He being with us for a couple of nights gave us a chance to chat in person. His thesis topic compares Descartes and Plato. I won’t go into more detail; indeed I’m not sure if I even can at this time on a Monday morning. 😉
After he explained, he surprised me when he asked me if I had a copy of my latest novel. (Although we’ve discussed my writing several times before.) Fortunately, I had a paperback “proof” of Distances within easy digging out reach. After I’d found it, as he inspected it, we talked.
My brother-in-law had a “big” birthday yesterday – the same as I’d had back in September.
At the party yesterday, which was held in a restaurant, we sat at a table with my youngest nephew, who’s now 14. He held court, dominating the table talk. Also at our table were my wife, my mother-in-law and my father-in-law.
At first, he offered insights into video games and PlayStation vs. X-Box, about which his grandparents looked totally confused, and bordered on too much even for us at times. Unsurprisingly, he began drifting into talking about his friends, then his teachers, his grades and his school generally. Then he came to school life – the “unsocial” side of it in particular.
He’s an excellent student, but we all know school can also be, well, school. We’ve all been through it in one form or another. Bullying came up, followed by his sharing some ugly examples of what happens occasionally in classes and in hallways.
Horrified, suddenly my 85 year old father-in-law spoke up: “Why, they [kids these days] are barbarians. In my day, the headmaster would take care of matters, and you didn’t misbehave again.”
“Teachers can’t hit students nowadays,” I reminded him.
We’ve all seen the Oscars’ debate about “diversity” in film. That led me over the last few days to thinking about books, including my own. Although not nearly as media-prominent, literature is seeing much the same discussion as film – especially children’s books:
It is argued not unreasonably that children seeing characters “like themselves” is good for them. Beyond that:
….Dhonielle Clayton, vice president of We Need Diverse Books, stressed that good storytelling on a range of topics benefits all children and young adults, not just ones who belong to the communities they portray. “By having kids read cross-culturally, it really helps them have a common language of accepting and understanding,” Clayton said.
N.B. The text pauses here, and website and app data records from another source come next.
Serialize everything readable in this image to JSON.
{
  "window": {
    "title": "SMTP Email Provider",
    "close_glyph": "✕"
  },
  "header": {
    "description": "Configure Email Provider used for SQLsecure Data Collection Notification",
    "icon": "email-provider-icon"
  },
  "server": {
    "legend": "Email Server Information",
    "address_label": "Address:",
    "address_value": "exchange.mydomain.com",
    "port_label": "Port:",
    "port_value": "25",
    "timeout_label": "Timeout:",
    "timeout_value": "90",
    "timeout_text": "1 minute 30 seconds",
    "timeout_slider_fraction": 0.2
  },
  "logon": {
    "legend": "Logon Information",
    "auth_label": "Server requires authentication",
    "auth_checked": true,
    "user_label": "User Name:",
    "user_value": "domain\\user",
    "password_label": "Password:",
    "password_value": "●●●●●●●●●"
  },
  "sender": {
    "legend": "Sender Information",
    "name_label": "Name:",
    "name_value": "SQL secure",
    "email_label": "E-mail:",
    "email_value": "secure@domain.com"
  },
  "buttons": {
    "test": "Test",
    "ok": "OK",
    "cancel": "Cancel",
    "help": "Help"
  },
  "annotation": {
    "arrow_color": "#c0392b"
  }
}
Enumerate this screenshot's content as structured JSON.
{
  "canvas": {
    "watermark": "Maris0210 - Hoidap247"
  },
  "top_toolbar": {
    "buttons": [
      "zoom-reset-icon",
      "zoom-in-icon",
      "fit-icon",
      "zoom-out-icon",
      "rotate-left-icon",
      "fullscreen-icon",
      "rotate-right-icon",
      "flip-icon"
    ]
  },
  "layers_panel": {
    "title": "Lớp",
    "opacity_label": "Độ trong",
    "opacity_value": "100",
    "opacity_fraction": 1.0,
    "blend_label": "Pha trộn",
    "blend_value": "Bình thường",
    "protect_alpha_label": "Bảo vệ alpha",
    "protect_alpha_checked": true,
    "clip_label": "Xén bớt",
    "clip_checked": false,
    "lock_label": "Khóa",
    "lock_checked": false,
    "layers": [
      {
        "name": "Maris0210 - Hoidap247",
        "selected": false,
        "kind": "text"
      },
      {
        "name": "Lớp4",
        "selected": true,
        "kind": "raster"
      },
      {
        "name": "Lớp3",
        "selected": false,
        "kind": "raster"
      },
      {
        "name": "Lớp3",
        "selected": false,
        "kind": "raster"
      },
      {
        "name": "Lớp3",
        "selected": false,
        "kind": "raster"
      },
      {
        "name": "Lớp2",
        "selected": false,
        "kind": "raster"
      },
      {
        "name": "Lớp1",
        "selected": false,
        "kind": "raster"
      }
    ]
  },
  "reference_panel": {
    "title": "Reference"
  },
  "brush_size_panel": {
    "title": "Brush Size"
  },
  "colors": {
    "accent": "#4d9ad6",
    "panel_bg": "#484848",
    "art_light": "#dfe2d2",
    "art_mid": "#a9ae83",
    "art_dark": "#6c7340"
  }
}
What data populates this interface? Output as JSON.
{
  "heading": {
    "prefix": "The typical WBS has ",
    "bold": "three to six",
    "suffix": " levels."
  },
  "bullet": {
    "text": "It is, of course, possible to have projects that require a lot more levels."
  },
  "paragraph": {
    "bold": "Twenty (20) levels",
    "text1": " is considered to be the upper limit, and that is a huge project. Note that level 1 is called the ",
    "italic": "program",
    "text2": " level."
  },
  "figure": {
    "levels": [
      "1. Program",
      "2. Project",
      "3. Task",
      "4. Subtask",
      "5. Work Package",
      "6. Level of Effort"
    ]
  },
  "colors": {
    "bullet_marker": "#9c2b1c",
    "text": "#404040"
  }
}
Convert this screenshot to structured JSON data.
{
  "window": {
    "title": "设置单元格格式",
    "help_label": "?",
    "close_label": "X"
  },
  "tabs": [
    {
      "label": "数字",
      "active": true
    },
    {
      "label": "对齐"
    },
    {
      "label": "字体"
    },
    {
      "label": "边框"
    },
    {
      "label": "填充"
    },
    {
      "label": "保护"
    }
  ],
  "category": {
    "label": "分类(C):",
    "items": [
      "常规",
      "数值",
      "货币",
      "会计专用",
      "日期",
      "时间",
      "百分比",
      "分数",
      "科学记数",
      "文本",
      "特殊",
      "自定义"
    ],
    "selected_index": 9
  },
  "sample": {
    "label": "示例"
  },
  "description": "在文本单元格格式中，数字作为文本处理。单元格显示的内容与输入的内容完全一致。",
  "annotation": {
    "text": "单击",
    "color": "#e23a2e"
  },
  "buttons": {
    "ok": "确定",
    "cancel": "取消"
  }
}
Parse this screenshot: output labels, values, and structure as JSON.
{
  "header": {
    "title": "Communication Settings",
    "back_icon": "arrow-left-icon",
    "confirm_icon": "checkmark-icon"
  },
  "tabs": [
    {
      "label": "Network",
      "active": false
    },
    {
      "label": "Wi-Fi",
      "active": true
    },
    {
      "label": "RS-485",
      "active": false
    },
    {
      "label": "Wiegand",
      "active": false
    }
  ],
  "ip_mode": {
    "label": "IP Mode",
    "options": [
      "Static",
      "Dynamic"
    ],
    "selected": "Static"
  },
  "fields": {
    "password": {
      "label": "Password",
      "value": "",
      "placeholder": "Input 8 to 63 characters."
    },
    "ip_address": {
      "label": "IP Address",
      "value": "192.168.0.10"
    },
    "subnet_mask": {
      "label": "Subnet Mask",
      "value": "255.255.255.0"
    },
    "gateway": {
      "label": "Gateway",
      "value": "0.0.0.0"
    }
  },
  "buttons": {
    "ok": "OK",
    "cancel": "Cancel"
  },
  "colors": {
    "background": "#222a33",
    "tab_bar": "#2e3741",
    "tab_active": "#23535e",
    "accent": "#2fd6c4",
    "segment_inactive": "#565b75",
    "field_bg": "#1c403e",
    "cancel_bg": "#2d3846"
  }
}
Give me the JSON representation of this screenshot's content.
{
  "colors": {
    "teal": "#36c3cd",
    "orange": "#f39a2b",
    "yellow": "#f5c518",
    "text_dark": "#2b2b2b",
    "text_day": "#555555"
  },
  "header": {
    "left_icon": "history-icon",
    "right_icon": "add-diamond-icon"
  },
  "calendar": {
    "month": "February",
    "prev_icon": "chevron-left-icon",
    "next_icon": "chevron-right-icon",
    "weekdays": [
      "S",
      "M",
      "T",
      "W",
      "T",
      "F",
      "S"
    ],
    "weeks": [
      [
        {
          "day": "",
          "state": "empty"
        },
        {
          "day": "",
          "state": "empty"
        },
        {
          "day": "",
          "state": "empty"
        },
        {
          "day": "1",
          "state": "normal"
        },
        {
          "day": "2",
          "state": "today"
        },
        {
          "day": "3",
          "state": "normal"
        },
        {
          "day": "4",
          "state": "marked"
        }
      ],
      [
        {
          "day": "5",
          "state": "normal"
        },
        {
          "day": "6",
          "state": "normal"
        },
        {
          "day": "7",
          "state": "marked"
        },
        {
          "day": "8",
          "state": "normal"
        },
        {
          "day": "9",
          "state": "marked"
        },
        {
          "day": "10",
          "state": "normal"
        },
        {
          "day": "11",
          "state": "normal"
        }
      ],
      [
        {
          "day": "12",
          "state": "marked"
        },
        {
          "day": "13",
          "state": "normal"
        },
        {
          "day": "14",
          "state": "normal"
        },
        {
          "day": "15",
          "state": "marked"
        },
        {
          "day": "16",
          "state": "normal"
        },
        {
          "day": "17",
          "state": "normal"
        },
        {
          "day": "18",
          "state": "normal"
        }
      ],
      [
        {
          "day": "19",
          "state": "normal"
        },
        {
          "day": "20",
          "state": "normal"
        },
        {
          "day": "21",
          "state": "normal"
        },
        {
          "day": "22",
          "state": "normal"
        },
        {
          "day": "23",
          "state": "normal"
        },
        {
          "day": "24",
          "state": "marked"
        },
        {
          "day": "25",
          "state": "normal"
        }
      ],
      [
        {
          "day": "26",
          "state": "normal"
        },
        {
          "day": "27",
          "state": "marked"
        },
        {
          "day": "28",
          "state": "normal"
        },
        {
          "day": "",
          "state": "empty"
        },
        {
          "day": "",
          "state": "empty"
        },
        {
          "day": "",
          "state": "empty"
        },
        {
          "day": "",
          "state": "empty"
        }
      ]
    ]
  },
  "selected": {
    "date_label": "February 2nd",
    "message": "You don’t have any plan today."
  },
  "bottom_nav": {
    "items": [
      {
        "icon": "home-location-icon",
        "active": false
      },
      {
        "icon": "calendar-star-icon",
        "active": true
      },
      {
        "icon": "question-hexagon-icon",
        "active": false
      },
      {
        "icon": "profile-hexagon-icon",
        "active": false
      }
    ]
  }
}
Writing for children is not my genre, of course. So I’ll leave children’s literature to children’s authors. Yet the matter is relevant in its own way for us in “grown up” literature, too.